against

  1. (obsolete) By the time that (something happened); before.
    • 1590, Edmund Spenser, The Faerie Queene, II.ix:
      Thence she them brought into a stately Hall, / Wherein were many tables faire dispred, / And ready dight with drapets festiuall, / Against the viaundes should be ministred.
    • 1749, Henry Fielding, Tom Jones, Folio Society 1973, p. 6:
      He now gave Mrs Deborah positive orders to take the child to her own bed, and to call up a maid-servant to provide it pap, and other things, against it waked.

Translations[edit]

Adverb[edit]

against (comparative more against, superlative most against)

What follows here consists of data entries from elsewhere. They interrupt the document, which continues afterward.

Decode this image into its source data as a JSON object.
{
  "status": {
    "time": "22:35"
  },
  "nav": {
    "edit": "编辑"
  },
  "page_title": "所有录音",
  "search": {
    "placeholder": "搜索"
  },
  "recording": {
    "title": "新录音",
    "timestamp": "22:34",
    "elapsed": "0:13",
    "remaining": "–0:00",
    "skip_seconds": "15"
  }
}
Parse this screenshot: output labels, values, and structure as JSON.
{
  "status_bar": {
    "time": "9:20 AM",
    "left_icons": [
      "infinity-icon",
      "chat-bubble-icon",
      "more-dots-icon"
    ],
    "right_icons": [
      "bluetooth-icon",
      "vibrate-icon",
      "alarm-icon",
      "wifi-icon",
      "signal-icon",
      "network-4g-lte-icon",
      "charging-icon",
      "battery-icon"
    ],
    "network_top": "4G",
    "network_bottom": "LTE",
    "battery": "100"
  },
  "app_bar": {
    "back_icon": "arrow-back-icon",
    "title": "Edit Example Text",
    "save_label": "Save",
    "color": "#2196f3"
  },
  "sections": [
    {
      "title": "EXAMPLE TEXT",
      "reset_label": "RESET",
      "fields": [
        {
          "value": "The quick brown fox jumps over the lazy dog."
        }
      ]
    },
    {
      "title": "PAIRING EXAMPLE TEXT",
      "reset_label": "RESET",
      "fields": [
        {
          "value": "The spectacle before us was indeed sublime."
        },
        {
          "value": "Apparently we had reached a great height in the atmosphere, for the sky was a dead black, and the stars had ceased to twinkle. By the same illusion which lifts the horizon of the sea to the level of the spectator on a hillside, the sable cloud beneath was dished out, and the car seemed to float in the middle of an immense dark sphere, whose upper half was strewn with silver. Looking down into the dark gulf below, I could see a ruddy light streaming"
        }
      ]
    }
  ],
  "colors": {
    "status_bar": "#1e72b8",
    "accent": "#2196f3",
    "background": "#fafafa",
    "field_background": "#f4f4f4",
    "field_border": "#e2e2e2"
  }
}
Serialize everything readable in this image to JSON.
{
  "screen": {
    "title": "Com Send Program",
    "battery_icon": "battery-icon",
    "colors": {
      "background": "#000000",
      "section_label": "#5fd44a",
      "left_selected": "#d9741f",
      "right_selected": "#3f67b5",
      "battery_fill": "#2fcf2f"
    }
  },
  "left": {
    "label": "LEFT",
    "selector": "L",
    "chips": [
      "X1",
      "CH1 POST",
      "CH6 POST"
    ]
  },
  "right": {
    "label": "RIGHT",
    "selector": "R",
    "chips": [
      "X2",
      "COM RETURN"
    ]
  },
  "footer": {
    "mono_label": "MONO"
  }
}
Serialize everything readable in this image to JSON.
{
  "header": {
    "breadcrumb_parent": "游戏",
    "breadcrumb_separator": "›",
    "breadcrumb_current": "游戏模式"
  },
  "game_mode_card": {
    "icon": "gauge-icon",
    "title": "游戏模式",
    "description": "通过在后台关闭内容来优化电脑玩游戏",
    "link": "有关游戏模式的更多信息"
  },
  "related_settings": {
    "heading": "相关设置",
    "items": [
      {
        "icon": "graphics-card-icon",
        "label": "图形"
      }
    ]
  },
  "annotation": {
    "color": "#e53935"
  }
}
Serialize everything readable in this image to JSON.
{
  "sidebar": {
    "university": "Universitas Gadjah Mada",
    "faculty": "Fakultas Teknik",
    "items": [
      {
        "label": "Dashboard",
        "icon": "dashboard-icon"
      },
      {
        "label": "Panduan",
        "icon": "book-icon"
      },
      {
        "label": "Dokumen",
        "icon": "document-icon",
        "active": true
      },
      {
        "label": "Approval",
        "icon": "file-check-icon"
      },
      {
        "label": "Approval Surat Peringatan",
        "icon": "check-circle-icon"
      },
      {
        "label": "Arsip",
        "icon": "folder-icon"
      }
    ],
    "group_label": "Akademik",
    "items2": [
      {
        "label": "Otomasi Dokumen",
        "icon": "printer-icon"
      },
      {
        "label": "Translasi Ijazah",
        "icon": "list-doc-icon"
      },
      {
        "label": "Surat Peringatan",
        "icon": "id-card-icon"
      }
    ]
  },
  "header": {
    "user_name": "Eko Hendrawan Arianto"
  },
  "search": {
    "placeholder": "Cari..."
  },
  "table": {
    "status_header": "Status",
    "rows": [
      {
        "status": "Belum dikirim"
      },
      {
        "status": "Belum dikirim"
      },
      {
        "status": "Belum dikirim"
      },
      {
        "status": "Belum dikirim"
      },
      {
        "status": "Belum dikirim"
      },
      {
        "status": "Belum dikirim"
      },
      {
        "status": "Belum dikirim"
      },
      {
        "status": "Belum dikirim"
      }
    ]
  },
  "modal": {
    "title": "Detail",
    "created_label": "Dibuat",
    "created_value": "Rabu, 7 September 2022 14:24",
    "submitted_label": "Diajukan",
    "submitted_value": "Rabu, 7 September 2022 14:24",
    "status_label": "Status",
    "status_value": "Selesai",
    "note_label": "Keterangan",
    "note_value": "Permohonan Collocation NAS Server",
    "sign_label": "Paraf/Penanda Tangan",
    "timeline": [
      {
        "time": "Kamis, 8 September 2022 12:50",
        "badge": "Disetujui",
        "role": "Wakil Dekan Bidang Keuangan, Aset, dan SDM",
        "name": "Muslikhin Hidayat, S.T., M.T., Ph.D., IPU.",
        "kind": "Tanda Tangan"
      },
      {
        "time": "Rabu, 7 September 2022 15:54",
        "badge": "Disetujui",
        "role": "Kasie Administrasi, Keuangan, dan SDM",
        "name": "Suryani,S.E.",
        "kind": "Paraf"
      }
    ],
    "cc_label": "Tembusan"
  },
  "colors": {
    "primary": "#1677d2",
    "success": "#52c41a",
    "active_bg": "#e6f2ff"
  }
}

  1. In opposition to something.
    Are you for the new ring road? No, I'm against.
  2. (gambling) Having a specified likelihood of not winning or happening.
    The second favourite won the race at odds of two to one against.

Statistics[edit]